In two interim final rules, both of which were issued and became effective on October 6, 2017, the Departments of Health and Human Services, Labor, and Treasury (collectively, the “Departments”) expanded the entities (and individuals) who may qualify as exempt from the contraceptive mandate under the Affordable Care Act (ACA). This new guidance is the latest in a long-line of regulatory and judicial actions taken regarding the requirement for group health plans to make contraceptive coverage available to participants with no cost-sharing.
Since the initial rulemaking on the contraceptive mandate, numerous organizations not qualifying as exempt (as defined by the Departments) have challenged the contraceptive mandate, including through protracted litigation. After a series of fits and starts, a final set of regulations attempting to “accommodate” objecting plan sponsors were issued – the most recent “accommodation” was only available to nonprofit entities and a limited set of closely held for-profit entities meeting certain conditions (which may include self-certification of eligibility).
In simple terms, the accommodation made available to “eligible organizations” (those nonprofits meeting the identified conditions) are/were not required to contract, arrange, pay, or refer a person for contraceptive services coverage. However, the objectionable contraceptive services are/were made available for women enrolled in the health plan of the organization (e.g., through the health insurance issuer or third-party administrator, as applicable), at no cost to the women or to the objecting organization.
While some organizations have been successful in asserting eligibility for an exemption, others did not qualify as exempt or were not eligible for an accommodation made available by the Departments despite their moral or religious objections to providing contraceptive coverage. Others argued that the accommodation was not an adequate remedy to overcome their objections and were, therefore, unwilling to avail themselves of that “accommodation.” The accommodation was subject to much criticism and, as recently as third quarter of 2016, additional information/comment was solicited seeking from the public concerning options for modifying the accommodation – and its protocol. The last FAQ issued on the topic indicated that a compromise (i.e., modification to the accommodation process that would still meet the goals of the policy) could not be reached.
How the New Interim Final May Affect Your Organization
The new interim final rules recognize exemptions for a wider group of entities. Under the expanded religious exemption, exempt entities include those entities that object to providing some or all contraceptive coverage based on “sincerely held religious beliefs.” For purposes of the religious exemption, entities that may qualify as exempt include nonprofit organizations, institutions of higher education, closely held for-profit entities, and for-profit entities that are not closely held, which may include some publicly traded entities with religious objections to contraceptive coverage.
Similarly, under a newly created “moral exemption,” entities may now be exempt from the contraceptive mandate if they object to providing coverage for some or all contraceptives based on “sincerely held moral convictions.” The moral exemption extends to nonprofit organizations, institutions of higher education, and non-publicly traded entities. At this time, the moral exemption does not extend to publicly traded entities.
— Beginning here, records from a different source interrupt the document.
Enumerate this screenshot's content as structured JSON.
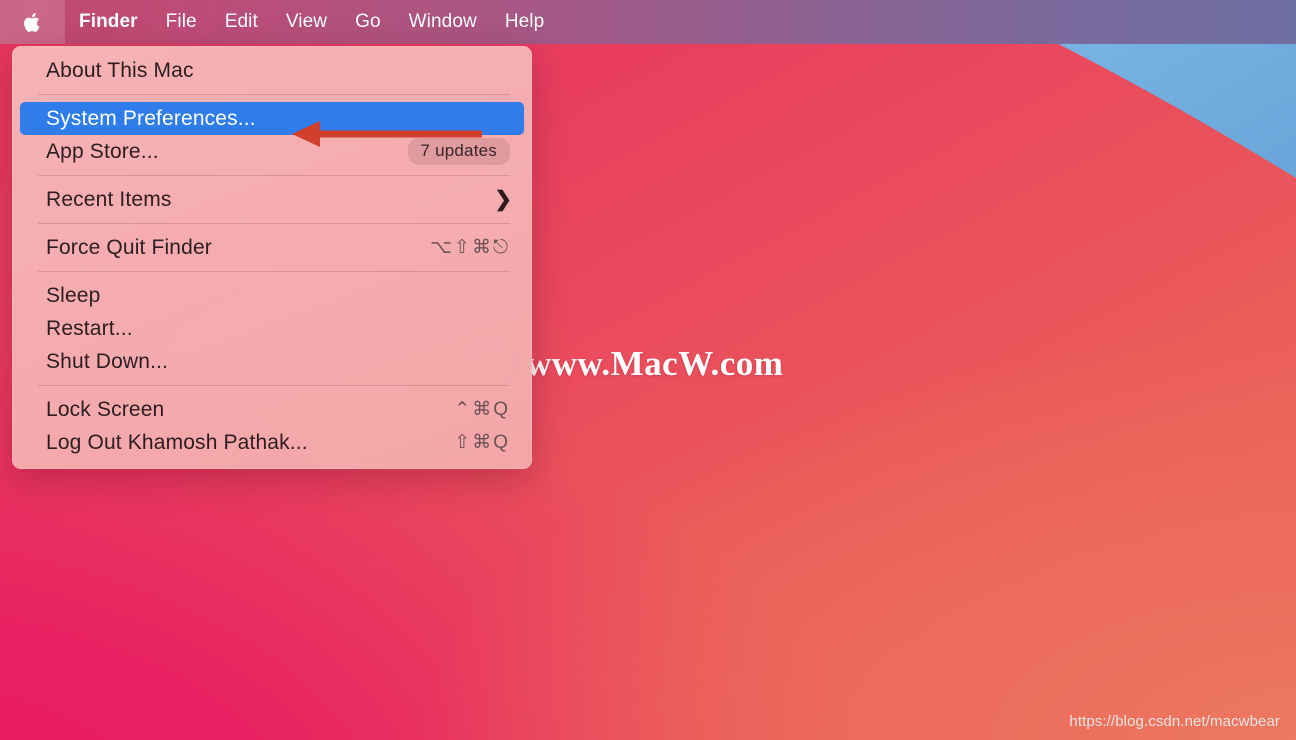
{
  "menubar": {
    "apple_icon": "apple-logo-icon",
    "items": [
      {
        "label": "Finder",
        "bold": true
      },
      {
        "label": "File",
        "bold": false
      },
      {
        "label": "Edit",
        "bold": false
      },
      {
        "label": "View",
        "bold": false
      },
      {
        "label": "Go",
        "bold": false
      },
      {
        "label": "Window",
        "bold": false
      },
      {
        "label": "Help",
        "bold": false
      }
    ]
  },
  "apple_menu": {
    "groups": [
      {
        "rows": [
          {
            "name": "about-this-mac",
            "label": "About This Mac",
            "shortcut": "",
            "badge": "",
            "submenu": false,
            "highlighted": false
          }
        ]
      },
      {
        "rows": [
          {
            "name": "system-preferences",
            "label": "System Preferences...",
            "shortcut": "",
            "badge": "",
            "submenu": false,
            "highlighted": true
          },
          {
            "name": "app-store",
            "label": "App Store...",
            "shortcut": "",
            "badge": "7 updates",
            "submenu": false,
            "highlighted": false
          }
        ]
      },
      {
        "rows": [
          {
            "name": "recent-items",
            "label": "Recent Items",
            "shortcut": "",
            "badge": "",
            "submenu": true,
            "highlighted": false
          }
        ]
      },
      {
        "rows": [
          {
            "name": "force-quit-finder",
            "label": "Force Quit Finder",
            "shortcut": "⌥⇧⌘⎋",
            "badge": "",
            "submenu": false,
            "highlighted": false
          }
        ]
      },
      {
        "rows": [
          {
            "name": "sleep",
            "label": "Sleep",
            "shortcut": "",
            "badge": "",
            "submenu": false,
            "highlighted": false
          },
          {
            "name": "restart",
            "label": "Restart...",
            "shortcut": "",
            "badge": "",
            "submenu": false,
            "highlighted": false
          },
          {
            "name": "shut-down",
            "label": "Shut Down...",
            "shortcut": "",
            "badge": "",
            "submenu": false,
            "highlighted": false
          }
        ]
      },
      {
        "rows": [
          {
            "name": "lock-screen",
            "label": "Lock Screen",
            "shortcut": "⌃⌘Q",
            "badge": "",
            "submenu": false,
            "highlighted": false
          },
          {
            "name": "log-out",
            "label": "Log Out Khamosh Pathak...",
            "shortcut": "⇧⌘Q",
            "badge": "",
            "submenu": false,
            "highlighted": false
          }
        ]
      }
    ]
  },
  "annotation": {
    "type": "left-pointing-arrow",
    "color": "#d0402c"
  },
  "watermark": {
    "text": "www.MacW.com",
    "logo_icon": "macw-monitor-bear-logo-icon"
  },
  "footer": {
    "url": "https://blog.csdn.net/macwbear"
  },
  "colors": {
    "highlight_blue": "#2f7ceb",
    "wallpaper_red": "#ea4f5c",
    "wallpaper_pink": "#e8215f",
    "wallpaper_coral": "#ec6f5b",
    "wallpaper_blue": "#74b2e3",
    "menubar_left": "#c2486f",
    "menubar_right": "#6f6fa2",
    "menu_panel": "#f5b6b6"
  }
}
An entity exercising its authority under the regulations may object to providing all or some contraceptive items. Where an entity has religious or moral objections to covering some, but not all, contraceptive items, that entity may be exempt from covering the objected to contraceptive items, but must provide coverage for the items it does not object to covering. Further, the regulations do not require the objectionable contraceptive services be made available through the health insurance issuer or third party administrator any longer. Objecting employers are reminded that a plan document must include a comprehensive summary of benefits covered by the plan. Employers looking to exclude all or a subset of contraceptive services under the religious or moral exemption must ensure that any exclusion is clear in the plan document (and, if applicable, underlying insurance documents), and must also ensure that plan participants (and beneficiaries) receive proper notice if the exclusion results in a reduction in a covered service or benefit. Any employer seeking to revoke its current use of an accommodation must issue advance written notice of the revocation to plan participants.
Comments will be accepted on the regulations until December 5, 2017. Absent modification in the future, employers, plan sponsors, issuers, and plans meeting the religious or moral exemption may rely on these new rules. In doing so, these entities will face no penalty for omitting contraceptive coverage and do not have to comply with the previously required self-certification process.